In 2001, Holocaust Memorial Day (27 January) was designated as an international day of commemoration: a day to remember the six million Jews murdered during the Holocaust, alongside the millions of other people killed under Nazi Persecution and in genocides that followed in Cambodia, Rwanda, Bosnia and Darfur.*
In response to the newly launched Holocaust Memorial Day, two synagogues in Northwood, north-west London, joined together to create educational events for local secondary school students. Known then as Northwood Holocaust Memorial Day Events, our aim was to enable students to hear first-hand the testimonies of those who had survived the Holocaust, and from this to gain an understanding of the need to resist all forms of racism, discrimination and bullying in order to build a better, safer future for us all.
From a handful of local schools attending, Northwood Holocaust Memorial Day Events grew steadily over the ensuing 21 years, with over 35,000 secondary school students attending our events over this period.
Encouraged by the hugely positive response from teachers and students alike to our events, we sought charitable status. By Holocaust Memorial Day 2020, we had metamorphosed into a fully-fledged charity, Holocaust Learning UK.

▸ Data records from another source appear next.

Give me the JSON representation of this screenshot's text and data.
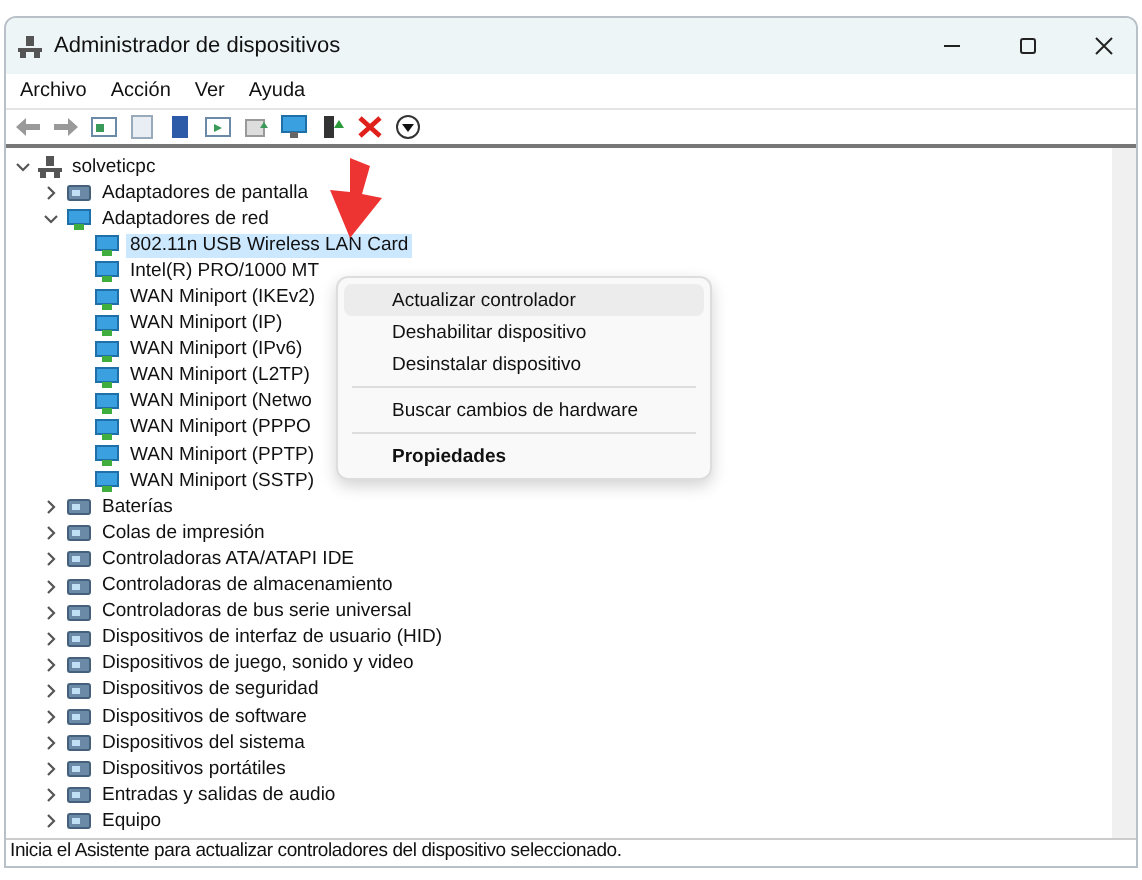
{
  "window": {
    "title": "Administrador de dispositivos"
  },
  "menu": [
    "Archivo",
    "Acción",
    "Ver",
    "Ayuda"
  ],
  "tree": {
    "label": "solveticpc",
    "expanded": true,
    "selected": false,
    "children": [
      {
        "label": "Adaptadores de pantalla",
        "expanded": false,
        "selected": false
      },
      {
        "label": "Adaptadores de red",
        "expanded": true,
        "selected": false,
        "children": [
          {
            "label": "802.11n USB Wireless LAN Card",
            "selected": true
          },
          {
            "label": "Intel(R) PRO/1000 MT",
            "selected": false
          },
          {
            "label": "WAN Miniport (IKEv2)",
            "selected": false
          },
          {
            "label": "WAN Miniport (IP)",
            "selected": false
          },
          {
            "label": "WAN Miniport (IPv6)",
            "selected": false
          },
          {
            "label": "WAN Miniport (L2TP)",
            "selected": false
          },
          {
            "label": "WAN Miniport (Netwo",
            "selected": false
          },
          {
            "label": "WAN Miniport (PPPO",
            "selected": false
          },
          {
            "label": "WAN Miniport (PPTP)",
            "selected": false
          },
          {
            "label": "WAN Miniport (SSTP)",
            "selected": false
          }
        ]
      },
      {
        "label": "Baterías",
        "expanded": false,
        "selected": false
      },
      {
        "label": "Colas de impresión",
        "expanded": false,
        "selected": false
      },
      {
        "label": "Controladoras ATA/ATAPI IDE",
        "expanded": false,
        "selected": false
      },
      {
        "label": "Controladoras de almacenamiento",
        "expanded": false,
        "selected": false
      },
      {
        "label": "Controladoras de bus serie universal",
        "expanded": false,
        "selected": false
      },
      {
        "label": "Dispositivos de interfaz de usuario (HID)",
        "expanded": false,
        "selected": false
      },
      {
        "label": "Dispositivos de juego, sonido y video",
        "expanded": false,
        "selected": false
      },
      {
        "label": "Dispositivos de seguridad",
        "expanded": false,
        "selected": false
      },
      {
        "label": "Dispositivos de software",
        "expanded": false,
        "selected": false
      },
      {
        "label": "Dispositivos del sistema",
        "expanded": false,
        "selected": false
      },
      {
        "label": "Dispositivos portátiles",
        "expanded": false,
        "selected": false
      },
      {
        "label": "Entradas y salidas de audio",
        "expanded": false,
        "selected": false
      },
      {
        "label": "Equipo",
        "expanded": false,
        "selected": false
      }
    ]
  },
  "context_menu": [
    {
      "kind": "item",
      "label": "Actualizar controlador",
      "highlighted": true,
      "default": false
    },
    {
      "kind": "item",
      "label": "Deshabilitar dispositivo",
      "highlighted": false,
      "default": false
    },
    {
      "kind": "item",
      "label": "Desinstalar dispositivo",
      "highlighted": false,
      "default": false
    },
    {
      "kind": "separator"
    },
    {
      "kind": "item",
      "label": "Buscar cambios de hardware",
      "highlighted": false,
      "default": false
    },
    {
      "kind": "separator"
    },
    {
      "kind": "item",
      "label": "Propiedades",
      "highlighted": false,
      "default": true
    }
  ],
  "status_bar": "Inicia el Asistente para actualizar controladores del dispositivo seleccionado."
}
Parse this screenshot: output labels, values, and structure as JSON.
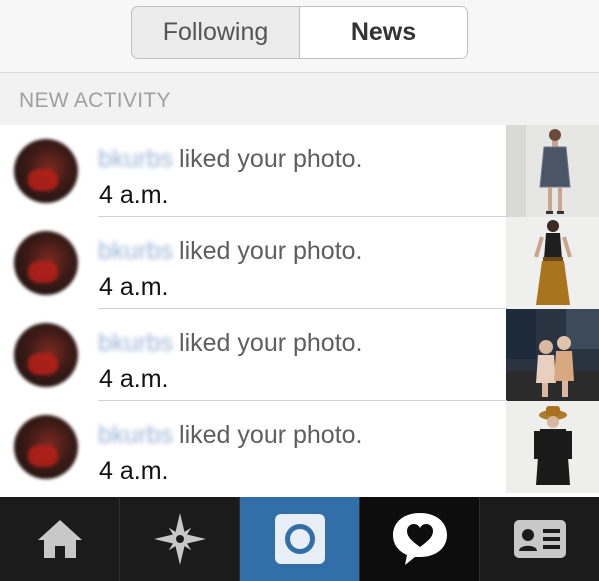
{
  "tabs": {
    "following": "Following",
    "news": "News",
    "active": "News"
  },
  "section_header": "NEW ACTIVITY",
  "activity": [
    {
      "username": "bkurbs",
      "action": "liked your photo.",
      "time": "4 a.m."
    },
    {
      "username": "bkurbs",
      "action": "liked your photo.",
      "time": "4 a.m."
    },
    {
      "username": "bkurbs",
      "action": "liked your photo.",
      "time": "4 a.m."
    },
    {
      "username": "bkurbs",
      "action": "liked your photo.",
      "time": "4 a.m."
    }
  ],
  "tabbar": [
    "home-icon",
    "explore-icon",
    "camera-icon",
    "news-icon",
    "profile-icon"
  ],
  "colors": {
    "camera_tab": "#326ea8",
    "tabbar": "#1e1e1e",
    "username": "#9db5d8"
  }
}
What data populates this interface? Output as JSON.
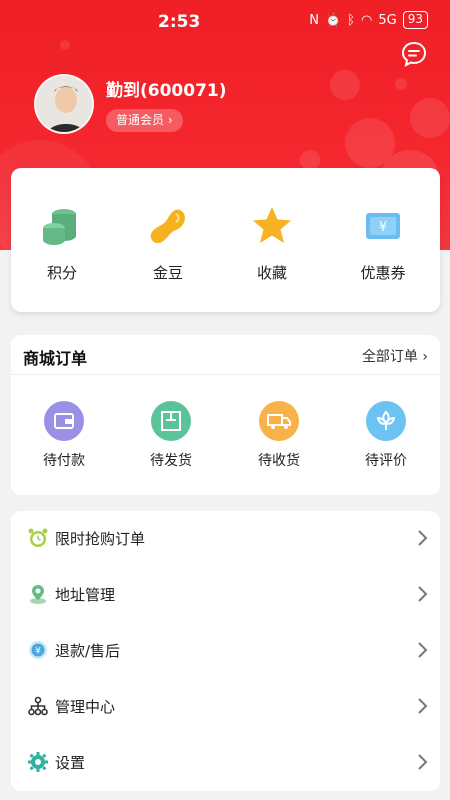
{
  "status_bar": {
    "time": "2:53",
    "battery": "93",
    "signal": "5G"
  },
  "profile": {
    "username": "勤到(600071)",
    "member_level": "普通会员 ›"
  },
  "quick_actions": [
    {
      "label": "积分",
      "icon": "coins-icon"
    },
    {
      "label": "金豆",
      "icon": "bean-icon"
    },
    {
      "label": "收藏",
      "icon": "star-icon"
    },
    {
      "label": "优惠券",
      "icon": "coupon-icon"
    }
  ],
  "orders": {
    "title": "商城订单",
    "view_all": "全部订单 ›",
    "items": [
      {
        "label": "待付款",
        "icon": "wallet-icon",
        "color": "#9a91e6"
      },
      {
        "label": "待发货",
        "icon": "box-icon",
        "color": "#5bc39a"
      },
      {
        "label": "待收货",
        "icon": "truck-icon",
        "color": "#f7b24a"
      },
      {
        "label": "待评价",
        "icon": "flower-icon",
        "color": "#6cc3f2"
      }
    ]
  },
  "menu": [
    {
      "label": "限时抢购订单",
      "icon": "alarm-clock-icon"
    },
    {
      "label": "地址管理",
      "icon": "location-icon"
    },
    {
      "label": "退款/售后",
      "icon": "refund-icon"
    },
    {
      "label": "管理中心",
      "icon": "network-icon"
    },
    {
      "label": "设置",
      "icon": "gear-icon"
    }
  ],
  "colors": {
    "brand": "#f01f26",
    "background": "#f2f2f2"
  }
}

As the coronavirus pandemic took hold, it was apparent to us that we could not hold our live events. We looked for ways to continue to bring an understanding of the Holocaust to young people, mindful of the fact that in times of trouble, the fight against discrimination and intolerance is ever more important.

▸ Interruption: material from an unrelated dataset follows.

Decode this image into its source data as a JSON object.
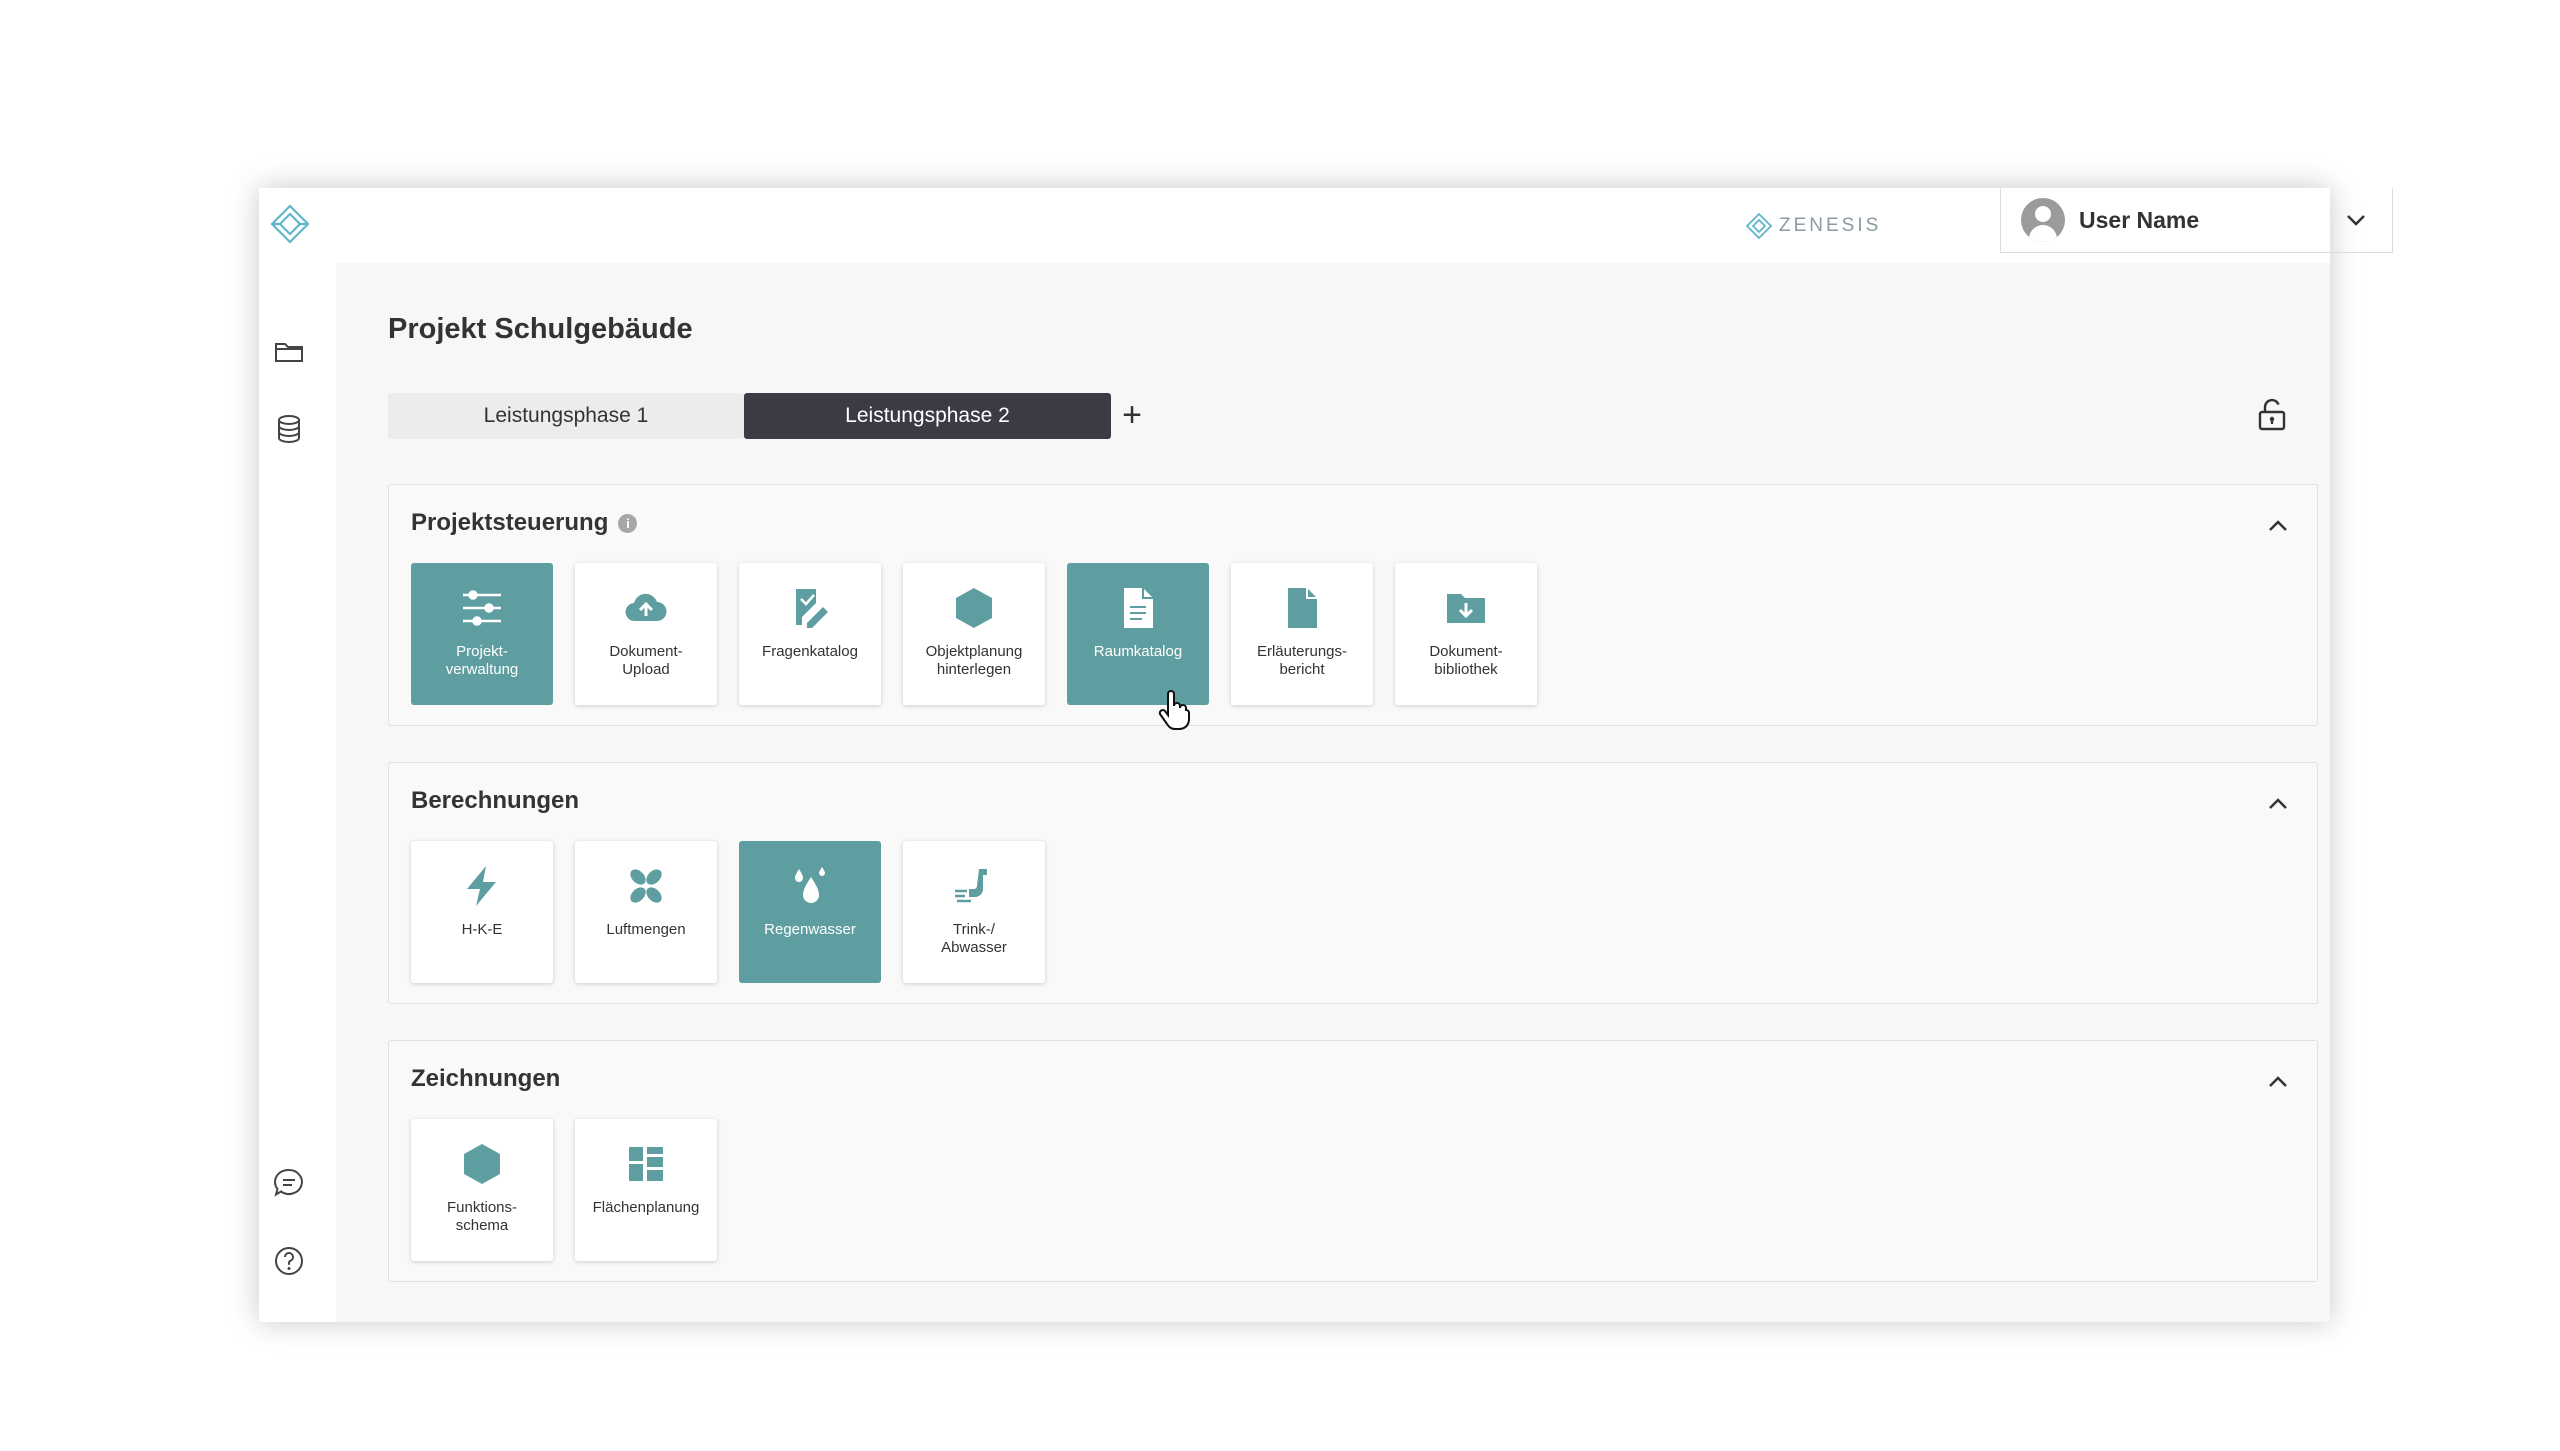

In response to this, our suite of films was born.
The Out of the Darkness films are all distinct and each film offers unique and differentiated learning opportunities for students (please click on each film above to read more). The films have been made with the advice and historical and editorial contribution from Holocaust Educational Trust. At their core, all Holocaust Learning UK films seek to encourage students to learn the lessons from the past to help build a better, safer future for everyone.
The films and all supporting resources for teachers are provided at no charge to all schools.

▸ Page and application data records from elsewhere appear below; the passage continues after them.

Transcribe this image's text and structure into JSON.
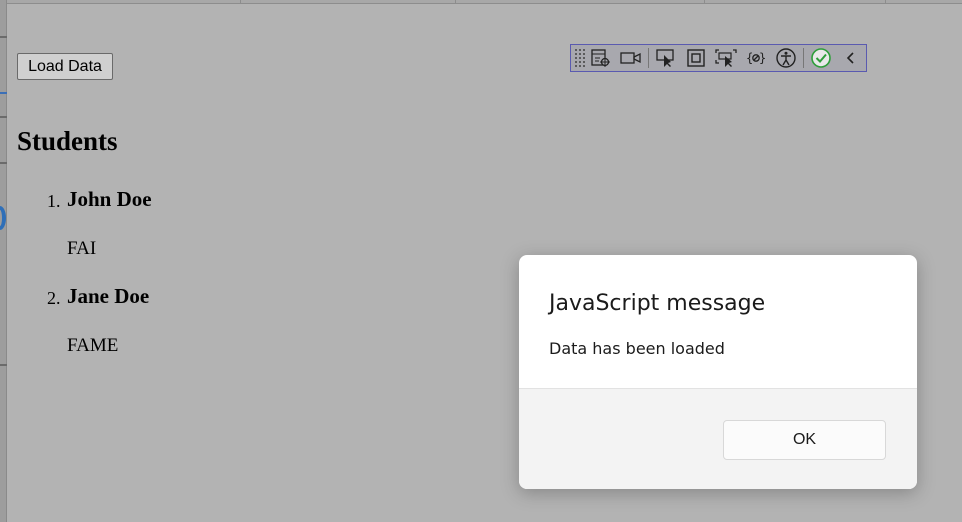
{
  "page": {
    "load_button_label": "Load Data",
    "heading": "Students"
  },
  "students": [
    {
      "number": "1.",
      "name": "John Doe",
      "department": "FAI"
    },
    {
      "number": "2.",
      "name": "Jane Doe",
      "department": "FAME"
    }
  ],
  "devtools": {
    "tools": [
      "live-visual-tree-icon",
      "video-capture-icon",
      "select-element-icon",
      "display-layout-adorners-icon",
      "track-focus-icon",
      "binding-failures-icon",
      "accessibility-icon",
      "hot-reload-status-icon",
      "collapse-toolbar-icon"
    ]
  },
  "dialog": {
    "title": "JavaScript message",
    "message": "Data has been loaded",
    "ok_label": "OK"
  },
  "colors": {
    "overlay": "#b3b3b3",
    "dialog_bg": "#ffffff",
    "dialog_footer": "#f3f3f3",
    "hot_reload_ok": "#2e9e3a"
  }
}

*For an understanding of the international effort to create a memorial day to the Holocaust via the Stockholm Convention of 2000, and the subsequent Statement of Commitment, click here >